**YOUR OBJECTIVE:**
All lines in the records below with the word "price" must be returned.

AVAILABLE RECORDS section start

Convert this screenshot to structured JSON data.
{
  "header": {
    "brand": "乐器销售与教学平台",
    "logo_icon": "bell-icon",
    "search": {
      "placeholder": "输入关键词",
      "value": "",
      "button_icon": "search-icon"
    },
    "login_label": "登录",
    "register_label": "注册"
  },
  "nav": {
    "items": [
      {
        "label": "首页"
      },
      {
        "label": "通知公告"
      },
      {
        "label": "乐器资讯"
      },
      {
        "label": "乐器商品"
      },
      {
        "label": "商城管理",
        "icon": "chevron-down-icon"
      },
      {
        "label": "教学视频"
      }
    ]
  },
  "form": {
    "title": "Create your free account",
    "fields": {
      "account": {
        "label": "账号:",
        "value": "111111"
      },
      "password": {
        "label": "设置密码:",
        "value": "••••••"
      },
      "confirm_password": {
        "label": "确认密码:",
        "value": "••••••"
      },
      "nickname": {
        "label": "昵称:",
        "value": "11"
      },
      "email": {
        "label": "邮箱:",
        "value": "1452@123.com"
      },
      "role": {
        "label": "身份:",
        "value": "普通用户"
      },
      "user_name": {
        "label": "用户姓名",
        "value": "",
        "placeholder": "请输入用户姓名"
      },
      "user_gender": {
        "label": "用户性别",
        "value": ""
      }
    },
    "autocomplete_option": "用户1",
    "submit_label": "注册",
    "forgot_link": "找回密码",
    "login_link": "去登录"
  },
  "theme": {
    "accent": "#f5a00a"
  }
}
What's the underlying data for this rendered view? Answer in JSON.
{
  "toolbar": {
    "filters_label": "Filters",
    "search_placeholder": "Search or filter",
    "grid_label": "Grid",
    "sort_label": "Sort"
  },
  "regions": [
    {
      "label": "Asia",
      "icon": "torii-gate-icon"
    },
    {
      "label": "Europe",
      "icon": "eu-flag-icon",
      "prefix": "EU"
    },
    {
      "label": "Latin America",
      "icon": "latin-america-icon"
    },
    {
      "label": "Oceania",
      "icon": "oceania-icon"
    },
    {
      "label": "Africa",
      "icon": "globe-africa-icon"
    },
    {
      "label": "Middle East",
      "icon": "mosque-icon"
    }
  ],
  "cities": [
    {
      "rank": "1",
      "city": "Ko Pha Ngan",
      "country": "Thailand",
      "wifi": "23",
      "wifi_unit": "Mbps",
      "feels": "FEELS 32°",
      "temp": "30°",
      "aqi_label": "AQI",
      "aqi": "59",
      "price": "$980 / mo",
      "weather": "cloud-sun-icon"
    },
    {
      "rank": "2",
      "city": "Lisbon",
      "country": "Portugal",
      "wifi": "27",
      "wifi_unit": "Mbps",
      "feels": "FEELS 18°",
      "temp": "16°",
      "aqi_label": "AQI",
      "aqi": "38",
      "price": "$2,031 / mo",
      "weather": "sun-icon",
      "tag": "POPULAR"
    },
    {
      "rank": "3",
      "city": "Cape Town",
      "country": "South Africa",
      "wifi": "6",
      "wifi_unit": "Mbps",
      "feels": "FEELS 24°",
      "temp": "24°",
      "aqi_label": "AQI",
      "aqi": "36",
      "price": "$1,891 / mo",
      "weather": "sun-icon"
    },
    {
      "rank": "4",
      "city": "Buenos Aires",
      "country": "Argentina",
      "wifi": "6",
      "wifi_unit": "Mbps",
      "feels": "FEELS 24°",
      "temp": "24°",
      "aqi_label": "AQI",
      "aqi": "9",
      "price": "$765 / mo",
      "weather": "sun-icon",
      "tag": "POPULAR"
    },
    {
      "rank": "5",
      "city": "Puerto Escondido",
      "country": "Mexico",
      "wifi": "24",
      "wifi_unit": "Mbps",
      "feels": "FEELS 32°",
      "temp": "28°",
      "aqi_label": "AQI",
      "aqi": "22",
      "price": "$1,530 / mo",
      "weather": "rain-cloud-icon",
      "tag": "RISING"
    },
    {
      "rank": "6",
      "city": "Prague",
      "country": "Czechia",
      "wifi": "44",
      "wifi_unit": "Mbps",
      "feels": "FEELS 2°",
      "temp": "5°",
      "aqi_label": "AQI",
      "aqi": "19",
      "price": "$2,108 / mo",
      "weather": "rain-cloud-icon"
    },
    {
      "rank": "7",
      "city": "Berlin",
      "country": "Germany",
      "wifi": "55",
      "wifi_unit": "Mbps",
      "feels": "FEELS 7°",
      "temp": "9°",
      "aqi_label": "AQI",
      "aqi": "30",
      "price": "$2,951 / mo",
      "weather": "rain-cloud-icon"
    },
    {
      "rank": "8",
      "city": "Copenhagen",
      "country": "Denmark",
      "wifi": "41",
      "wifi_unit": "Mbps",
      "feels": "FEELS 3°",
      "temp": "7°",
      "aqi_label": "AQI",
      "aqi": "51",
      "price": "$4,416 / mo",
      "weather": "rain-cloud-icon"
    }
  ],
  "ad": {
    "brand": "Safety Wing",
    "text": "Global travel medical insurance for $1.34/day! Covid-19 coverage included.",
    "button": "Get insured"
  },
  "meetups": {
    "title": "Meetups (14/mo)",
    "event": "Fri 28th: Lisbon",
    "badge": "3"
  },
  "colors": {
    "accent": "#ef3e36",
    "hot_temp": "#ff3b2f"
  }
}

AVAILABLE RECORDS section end

**EXERCISE RESULT:**
      "price": "$980 / mo",
      "price": "$2,031 / mo",
      "price": "$1,891 / mo",
      "price": "$765 / mo",
      "price": "$1,530 / mo",
      "price": "$2,108 / mo",
      "price": "$2,951 / mo",
      "price": "$4,416 / mo",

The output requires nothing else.